WHAT THE EXERCISE ASKS: Could you find every line in the records below that contains the word "value" and copy it?

Records from a data collection:

▽

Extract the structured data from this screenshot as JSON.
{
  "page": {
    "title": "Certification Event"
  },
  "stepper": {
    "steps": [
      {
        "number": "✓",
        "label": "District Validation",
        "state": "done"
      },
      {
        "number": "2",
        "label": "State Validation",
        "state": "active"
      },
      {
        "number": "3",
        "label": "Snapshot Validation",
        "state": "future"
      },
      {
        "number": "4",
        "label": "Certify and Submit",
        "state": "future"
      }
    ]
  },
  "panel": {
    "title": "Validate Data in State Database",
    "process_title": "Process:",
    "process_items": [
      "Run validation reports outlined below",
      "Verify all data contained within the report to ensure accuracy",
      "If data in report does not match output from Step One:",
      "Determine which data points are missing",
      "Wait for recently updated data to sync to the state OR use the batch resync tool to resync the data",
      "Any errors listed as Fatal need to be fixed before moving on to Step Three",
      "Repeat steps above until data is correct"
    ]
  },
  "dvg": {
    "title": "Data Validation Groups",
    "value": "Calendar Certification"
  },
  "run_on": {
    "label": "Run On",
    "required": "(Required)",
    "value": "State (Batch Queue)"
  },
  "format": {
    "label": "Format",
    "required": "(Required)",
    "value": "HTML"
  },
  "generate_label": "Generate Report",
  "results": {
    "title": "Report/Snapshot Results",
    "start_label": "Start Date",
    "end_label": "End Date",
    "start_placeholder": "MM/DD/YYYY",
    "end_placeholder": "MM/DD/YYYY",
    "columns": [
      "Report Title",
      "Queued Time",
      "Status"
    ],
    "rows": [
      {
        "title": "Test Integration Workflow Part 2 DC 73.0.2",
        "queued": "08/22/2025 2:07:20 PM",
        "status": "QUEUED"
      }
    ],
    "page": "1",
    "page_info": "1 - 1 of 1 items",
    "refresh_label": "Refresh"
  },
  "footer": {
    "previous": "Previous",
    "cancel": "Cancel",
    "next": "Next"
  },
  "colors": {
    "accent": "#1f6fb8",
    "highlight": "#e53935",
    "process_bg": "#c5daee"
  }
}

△

EXERCISE RESULT:
    "value": "Calendar Certification"
    "value": "State (Batch Queue)"
    "value": "HTML"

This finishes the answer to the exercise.